(Beginning of Exercise material)

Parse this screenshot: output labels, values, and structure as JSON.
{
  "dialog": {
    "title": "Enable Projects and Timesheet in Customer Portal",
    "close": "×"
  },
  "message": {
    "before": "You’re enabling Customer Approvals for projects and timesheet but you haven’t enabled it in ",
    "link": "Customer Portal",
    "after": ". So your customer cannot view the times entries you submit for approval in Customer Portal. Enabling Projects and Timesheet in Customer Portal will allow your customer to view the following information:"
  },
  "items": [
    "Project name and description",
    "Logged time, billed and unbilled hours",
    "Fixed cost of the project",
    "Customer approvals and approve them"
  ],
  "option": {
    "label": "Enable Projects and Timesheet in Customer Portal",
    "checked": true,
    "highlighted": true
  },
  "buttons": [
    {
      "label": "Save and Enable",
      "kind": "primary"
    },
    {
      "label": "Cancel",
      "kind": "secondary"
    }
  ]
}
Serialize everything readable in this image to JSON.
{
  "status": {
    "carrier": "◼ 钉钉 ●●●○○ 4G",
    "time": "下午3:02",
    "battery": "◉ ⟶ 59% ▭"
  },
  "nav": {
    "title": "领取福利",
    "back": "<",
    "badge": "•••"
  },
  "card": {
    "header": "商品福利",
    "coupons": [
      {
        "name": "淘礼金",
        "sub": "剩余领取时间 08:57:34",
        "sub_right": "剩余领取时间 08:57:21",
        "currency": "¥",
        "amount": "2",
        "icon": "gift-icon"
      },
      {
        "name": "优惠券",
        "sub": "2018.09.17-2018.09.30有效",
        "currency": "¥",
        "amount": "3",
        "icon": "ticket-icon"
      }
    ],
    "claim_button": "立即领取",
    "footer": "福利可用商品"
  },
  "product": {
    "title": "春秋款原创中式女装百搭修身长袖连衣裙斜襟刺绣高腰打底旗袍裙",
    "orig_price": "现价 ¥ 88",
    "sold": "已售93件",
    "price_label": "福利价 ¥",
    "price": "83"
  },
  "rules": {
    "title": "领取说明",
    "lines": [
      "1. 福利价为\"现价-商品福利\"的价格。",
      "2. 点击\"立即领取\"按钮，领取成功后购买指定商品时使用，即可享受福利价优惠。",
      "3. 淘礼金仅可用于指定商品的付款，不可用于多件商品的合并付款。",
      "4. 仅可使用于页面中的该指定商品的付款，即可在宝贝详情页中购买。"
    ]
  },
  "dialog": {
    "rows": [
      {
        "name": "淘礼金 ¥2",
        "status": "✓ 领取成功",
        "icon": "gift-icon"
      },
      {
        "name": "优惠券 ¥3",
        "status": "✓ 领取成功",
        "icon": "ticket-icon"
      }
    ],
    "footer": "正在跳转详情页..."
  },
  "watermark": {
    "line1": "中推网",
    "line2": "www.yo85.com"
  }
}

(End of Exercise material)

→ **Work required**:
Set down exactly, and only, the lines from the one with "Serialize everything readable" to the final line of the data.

→ **Response below**:
Serialize everything readable in this image to JSON.
{
  "status": {
    "carrier": "◼ 钉钉 ●●●○○ 4G",
    "time": "下午3:02",
    "battery": "◉ ⟶ 59% ▭"
  },
  "nav": {
    "title": "领取福利",
    "back": "<",
    "badge": "•••"
  },
  "card": {
    "header": "商品福利",
    "coupons": [
      {
        "name": "淘礼金",
        "sub": "剩余领取时间 08:57:34",
        "sub_right": "剩余领取时间 08:57:21",
        "currency": "¥",
        "amount": "2",
        "icon": "gift-icon"
      },
      {
        "name": "优惠券",
        "sub": "2018.09.17-2018.09.30有效",
        "currency": "¥",
        "amount": "3",
        "icon": "ticket-icon"
      }
    ],
    "claim_button": "立即领取",
    "footer": "福利可用商品"
  },
  "product": {
    "title": "春秋款原创中式女装百搭修身长袖连衣裙斜襟刺绣高腰打底旗袍裙",
    "orig_price": "现价 ¥ 88",
    "sold": "已售93件",
    "price_label": "福利价 ¥",
    "price": "83"
  },
  "rules": {
    "title": "领取说明",
    "lines": [
      "1. 福利价为\"现价-商品福利\"的价格。",
      "2. 点击\"立即领取\"按钮，领取成功后购买指定商品时使用，即可享受福利价优惠。",
      "3. 淘礼金仅可用于指定商品的付款，不可用于多件商品的合并付款。",
      "4. 仅可使用于页面中的该指定商品的付款，即可在宝贝详情页中购买。"
    ]
  },
  "dialog": {
    "rows": [
      {
        "name": "淘礼金 ¥2",
        "status": "✓ 领取成功",
        "icon": "gift-icon"
      },
      {
        "name": "优惠券 ¥3",
        "status": "✓ 领取成功",
        "icon": "ticket-icon"
      }
    ],
    "footer": "正在跳转详情页..."
  },
  "watermark": {
    "line1": "中推网",
    "line2": "www.yo85.com"
  }
}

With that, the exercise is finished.